Any bank or credit union will be able to offer these loans, and most will. All you need to do to apply is go to them with proof you were in business on February 15, 2020 and provide evidence of your payroll expenses (as defined in Step 2) for the 12 months leading up to the application. You should be able to get a loan disbursed to you the same day. Deadline is June 30, 2020. Application can be found here: Paycheck Protection Program Application Form.

© 2020 Akin Gump Strauss Hauer & Feld LLP

Federal Coronavirus Stimulus Measures

Read a summary of President Trump’s proposed stimulus package developed by analysts from AAA lobbying firm Akin Gump.

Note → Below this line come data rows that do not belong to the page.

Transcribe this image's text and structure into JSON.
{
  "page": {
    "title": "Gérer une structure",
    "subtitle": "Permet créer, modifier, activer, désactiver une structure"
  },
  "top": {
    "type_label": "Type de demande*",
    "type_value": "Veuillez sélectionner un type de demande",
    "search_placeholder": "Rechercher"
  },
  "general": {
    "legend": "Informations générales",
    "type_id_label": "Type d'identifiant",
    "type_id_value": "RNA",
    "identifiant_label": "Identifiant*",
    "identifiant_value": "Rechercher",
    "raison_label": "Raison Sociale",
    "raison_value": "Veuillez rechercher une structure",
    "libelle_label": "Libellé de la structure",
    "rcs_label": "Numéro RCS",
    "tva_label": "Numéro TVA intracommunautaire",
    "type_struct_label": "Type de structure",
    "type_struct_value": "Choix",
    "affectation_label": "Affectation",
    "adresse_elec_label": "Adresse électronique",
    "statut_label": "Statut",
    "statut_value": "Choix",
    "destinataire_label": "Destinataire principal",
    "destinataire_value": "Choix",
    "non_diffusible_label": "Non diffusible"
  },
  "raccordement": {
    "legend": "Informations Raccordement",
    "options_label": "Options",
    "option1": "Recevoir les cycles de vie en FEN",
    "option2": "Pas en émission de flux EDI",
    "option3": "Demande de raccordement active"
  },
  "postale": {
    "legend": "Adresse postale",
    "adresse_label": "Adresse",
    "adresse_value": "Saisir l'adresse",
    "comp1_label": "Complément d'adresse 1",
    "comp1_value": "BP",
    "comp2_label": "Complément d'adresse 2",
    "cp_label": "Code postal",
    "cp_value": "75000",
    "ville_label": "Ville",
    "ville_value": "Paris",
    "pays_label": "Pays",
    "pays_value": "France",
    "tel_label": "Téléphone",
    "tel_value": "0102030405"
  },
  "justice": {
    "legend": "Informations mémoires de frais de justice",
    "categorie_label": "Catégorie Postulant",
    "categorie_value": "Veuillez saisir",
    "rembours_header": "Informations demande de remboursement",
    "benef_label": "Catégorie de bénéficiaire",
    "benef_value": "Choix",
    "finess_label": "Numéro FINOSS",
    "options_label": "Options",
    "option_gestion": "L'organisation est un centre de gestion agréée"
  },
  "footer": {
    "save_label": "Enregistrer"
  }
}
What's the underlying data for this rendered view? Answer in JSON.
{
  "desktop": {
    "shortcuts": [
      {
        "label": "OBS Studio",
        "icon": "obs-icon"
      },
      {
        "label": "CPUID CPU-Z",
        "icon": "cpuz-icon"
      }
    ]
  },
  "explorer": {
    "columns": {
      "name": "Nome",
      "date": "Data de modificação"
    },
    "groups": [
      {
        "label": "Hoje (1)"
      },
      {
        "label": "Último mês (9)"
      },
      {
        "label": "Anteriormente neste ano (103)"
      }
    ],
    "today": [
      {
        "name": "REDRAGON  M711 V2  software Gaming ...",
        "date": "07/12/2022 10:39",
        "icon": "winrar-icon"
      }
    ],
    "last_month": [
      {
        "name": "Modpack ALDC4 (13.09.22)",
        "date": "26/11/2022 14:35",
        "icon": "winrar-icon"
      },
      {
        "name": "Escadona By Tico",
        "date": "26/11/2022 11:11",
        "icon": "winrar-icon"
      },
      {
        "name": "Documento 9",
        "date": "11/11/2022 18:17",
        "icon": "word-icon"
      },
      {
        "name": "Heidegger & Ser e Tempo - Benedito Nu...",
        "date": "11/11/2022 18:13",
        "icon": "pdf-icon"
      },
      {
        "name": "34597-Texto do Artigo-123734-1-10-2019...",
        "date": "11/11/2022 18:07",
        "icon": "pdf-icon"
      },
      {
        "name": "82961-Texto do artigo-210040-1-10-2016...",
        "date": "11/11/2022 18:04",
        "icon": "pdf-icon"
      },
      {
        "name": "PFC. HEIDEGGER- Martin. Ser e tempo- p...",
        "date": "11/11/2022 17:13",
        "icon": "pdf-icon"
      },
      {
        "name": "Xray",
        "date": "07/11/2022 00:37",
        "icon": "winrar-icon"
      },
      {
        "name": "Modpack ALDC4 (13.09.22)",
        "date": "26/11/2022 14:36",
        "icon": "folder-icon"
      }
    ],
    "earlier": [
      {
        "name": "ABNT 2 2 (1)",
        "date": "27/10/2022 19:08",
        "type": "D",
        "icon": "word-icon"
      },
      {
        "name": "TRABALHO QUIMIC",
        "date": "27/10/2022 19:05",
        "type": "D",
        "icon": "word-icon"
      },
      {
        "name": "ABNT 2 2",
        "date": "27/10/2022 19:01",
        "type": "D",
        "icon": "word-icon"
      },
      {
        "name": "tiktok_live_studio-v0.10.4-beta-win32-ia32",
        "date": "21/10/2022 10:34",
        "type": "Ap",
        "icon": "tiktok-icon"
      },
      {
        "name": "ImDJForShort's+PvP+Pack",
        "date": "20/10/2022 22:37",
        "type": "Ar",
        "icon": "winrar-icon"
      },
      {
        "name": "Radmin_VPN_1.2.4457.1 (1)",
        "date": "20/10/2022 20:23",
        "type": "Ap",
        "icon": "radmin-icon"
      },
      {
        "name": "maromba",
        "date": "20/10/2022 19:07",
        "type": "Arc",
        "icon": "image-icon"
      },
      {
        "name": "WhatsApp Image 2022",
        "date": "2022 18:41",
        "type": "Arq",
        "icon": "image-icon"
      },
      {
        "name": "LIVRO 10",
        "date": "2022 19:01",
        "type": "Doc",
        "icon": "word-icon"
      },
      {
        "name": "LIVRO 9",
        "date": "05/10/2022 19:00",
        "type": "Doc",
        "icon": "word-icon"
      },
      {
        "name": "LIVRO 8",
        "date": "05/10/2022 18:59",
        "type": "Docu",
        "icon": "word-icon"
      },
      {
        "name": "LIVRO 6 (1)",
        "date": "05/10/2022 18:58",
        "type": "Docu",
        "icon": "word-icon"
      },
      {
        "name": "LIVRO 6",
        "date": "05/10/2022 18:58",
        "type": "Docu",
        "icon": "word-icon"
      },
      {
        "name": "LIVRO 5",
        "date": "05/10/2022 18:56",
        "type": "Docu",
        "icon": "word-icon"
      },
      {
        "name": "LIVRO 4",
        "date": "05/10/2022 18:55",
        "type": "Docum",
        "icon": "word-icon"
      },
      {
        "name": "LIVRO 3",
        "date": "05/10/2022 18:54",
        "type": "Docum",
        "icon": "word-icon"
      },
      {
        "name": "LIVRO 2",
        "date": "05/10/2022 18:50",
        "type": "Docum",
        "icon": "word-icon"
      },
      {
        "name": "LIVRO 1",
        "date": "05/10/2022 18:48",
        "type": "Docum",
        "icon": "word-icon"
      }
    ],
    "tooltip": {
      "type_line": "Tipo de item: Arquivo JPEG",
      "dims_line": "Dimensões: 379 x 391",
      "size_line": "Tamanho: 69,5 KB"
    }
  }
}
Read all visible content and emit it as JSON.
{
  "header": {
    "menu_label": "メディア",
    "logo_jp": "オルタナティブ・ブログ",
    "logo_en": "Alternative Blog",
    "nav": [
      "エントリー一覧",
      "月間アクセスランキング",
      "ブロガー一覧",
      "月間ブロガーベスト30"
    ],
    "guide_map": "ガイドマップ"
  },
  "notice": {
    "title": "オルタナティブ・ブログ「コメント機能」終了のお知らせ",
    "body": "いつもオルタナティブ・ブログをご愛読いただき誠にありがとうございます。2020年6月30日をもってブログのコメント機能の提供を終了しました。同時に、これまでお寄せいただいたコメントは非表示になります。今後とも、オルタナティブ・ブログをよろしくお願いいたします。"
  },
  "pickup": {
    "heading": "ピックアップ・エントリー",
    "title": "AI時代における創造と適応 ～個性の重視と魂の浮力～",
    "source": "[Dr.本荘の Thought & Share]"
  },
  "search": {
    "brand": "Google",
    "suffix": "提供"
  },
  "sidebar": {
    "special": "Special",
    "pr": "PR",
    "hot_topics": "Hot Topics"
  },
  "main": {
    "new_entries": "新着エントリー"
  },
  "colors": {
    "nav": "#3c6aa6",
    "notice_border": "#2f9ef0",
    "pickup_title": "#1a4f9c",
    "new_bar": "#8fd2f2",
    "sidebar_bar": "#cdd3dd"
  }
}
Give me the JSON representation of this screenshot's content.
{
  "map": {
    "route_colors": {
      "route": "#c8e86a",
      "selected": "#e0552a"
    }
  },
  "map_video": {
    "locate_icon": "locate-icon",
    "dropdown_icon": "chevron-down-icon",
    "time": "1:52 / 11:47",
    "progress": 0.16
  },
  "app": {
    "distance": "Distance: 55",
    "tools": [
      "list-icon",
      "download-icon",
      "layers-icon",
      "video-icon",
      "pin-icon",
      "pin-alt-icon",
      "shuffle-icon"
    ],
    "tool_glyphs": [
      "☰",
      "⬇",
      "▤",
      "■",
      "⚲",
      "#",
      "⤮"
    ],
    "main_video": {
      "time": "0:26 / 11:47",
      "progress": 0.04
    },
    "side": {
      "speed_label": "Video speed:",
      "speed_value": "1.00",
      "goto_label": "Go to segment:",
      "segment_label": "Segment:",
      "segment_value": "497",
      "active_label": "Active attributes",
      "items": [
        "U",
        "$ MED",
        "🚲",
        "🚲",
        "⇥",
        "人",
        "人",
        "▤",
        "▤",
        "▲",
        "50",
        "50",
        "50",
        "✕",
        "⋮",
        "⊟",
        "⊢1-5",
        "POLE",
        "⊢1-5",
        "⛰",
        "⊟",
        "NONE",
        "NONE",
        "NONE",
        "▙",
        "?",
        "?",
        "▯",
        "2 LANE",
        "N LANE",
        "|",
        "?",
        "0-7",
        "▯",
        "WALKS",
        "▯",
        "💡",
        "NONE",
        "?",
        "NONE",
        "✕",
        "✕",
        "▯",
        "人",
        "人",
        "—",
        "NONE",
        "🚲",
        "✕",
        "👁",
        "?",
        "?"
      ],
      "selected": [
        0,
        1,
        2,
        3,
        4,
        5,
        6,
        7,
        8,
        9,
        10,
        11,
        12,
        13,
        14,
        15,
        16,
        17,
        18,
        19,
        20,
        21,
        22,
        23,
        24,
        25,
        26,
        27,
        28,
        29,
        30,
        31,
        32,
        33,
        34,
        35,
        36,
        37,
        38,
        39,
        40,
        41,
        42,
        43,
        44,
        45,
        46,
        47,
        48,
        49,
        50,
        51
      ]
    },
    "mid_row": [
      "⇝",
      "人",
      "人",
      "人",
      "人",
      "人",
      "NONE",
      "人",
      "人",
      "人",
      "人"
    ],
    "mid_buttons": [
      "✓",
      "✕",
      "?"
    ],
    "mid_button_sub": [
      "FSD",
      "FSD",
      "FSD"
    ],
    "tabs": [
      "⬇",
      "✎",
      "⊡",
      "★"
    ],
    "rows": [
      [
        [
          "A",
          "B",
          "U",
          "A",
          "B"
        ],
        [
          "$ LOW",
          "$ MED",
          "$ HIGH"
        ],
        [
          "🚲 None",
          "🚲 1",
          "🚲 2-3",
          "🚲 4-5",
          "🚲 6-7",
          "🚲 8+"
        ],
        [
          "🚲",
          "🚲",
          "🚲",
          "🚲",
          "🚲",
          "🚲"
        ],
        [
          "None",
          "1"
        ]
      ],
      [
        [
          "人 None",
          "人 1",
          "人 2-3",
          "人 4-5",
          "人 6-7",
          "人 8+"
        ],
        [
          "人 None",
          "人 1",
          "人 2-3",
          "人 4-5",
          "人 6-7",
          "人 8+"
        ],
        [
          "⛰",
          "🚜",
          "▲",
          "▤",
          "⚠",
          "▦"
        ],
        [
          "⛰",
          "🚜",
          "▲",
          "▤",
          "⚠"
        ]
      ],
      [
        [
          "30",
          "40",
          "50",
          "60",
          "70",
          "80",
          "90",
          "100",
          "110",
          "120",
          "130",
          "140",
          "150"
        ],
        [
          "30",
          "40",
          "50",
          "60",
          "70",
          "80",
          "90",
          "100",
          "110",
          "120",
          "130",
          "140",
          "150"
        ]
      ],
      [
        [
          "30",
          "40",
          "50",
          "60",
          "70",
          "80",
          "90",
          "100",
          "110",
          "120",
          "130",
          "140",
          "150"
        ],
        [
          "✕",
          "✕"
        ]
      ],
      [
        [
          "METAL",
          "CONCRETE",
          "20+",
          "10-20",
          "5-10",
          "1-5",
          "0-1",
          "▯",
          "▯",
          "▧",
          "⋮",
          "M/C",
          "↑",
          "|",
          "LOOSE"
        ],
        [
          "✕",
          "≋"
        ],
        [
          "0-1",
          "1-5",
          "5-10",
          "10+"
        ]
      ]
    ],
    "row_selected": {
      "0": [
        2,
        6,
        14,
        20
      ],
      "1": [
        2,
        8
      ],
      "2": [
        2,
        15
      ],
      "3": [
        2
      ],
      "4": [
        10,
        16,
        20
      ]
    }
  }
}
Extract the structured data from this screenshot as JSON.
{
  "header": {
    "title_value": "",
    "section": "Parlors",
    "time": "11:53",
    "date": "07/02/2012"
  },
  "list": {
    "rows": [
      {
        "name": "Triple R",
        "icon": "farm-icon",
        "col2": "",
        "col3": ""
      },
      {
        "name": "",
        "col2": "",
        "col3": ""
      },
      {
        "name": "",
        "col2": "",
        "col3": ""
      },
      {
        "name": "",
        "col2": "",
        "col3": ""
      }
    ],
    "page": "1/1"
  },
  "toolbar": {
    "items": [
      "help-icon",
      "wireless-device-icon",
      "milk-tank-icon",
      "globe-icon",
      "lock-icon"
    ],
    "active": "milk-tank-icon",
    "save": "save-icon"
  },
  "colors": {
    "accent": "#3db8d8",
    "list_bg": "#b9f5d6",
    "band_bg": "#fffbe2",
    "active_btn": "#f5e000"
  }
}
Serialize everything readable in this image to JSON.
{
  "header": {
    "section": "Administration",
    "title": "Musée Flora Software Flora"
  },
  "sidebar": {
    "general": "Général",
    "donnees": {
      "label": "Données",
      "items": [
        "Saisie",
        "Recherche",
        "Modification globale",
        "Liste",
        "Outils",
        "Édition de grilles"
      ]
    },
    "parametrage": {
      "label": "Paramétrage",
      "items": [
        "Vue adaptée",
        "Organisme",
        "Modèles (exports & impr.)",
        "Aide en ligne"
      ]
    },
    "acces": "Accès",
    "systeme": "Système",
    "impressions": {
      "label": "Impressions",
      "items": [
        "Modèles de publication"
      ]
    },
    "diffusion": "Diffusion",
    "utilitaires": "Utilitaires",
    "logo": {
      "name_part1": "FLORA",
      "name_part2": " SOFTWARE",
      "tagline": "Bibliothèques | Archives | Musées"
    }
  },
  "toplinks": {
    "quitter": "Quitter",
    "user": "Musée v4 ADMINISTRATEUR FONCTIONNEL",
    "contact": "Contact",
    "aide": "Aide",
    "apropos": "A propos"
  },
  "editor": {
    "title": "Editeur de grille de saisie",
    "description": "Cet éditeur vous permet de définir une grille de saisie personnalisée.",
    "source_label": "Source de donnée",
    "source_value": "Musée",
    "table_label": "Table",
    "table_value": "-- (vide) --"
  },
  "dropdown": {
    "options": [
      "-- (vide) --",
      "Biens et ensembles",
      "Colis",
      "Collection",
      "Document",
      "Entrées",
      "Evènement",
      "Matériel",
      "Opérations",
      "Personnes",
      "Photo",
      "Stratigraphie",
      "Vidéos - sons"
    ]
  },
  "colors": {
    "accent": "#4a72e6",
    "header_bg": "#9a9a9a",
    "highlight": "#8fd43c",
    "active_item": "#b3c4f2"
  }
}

As was the case following September 11, and during the Great Recession, President Trump and Congress have managed to bridge partisan divides and quickly develop several legislative packages to address the expanding impact of the coronavirus (COVID-19) on America’s public health system and the broader economy. Phase 1—the supplemental appropriations bill—has already become law. Phase 2—targeted relief for individuals, including paid family leave—has passed the House and is poised to pass the Senate this week. Phase 3—broader economic stimulus designed to deliver cash to individuals to help them weather the downturn, as well as industry-specific relief—is being crafted as we write, hopefully with a bipartisan agreement and quick enactment in a matter of days, not weeks. Continue reading►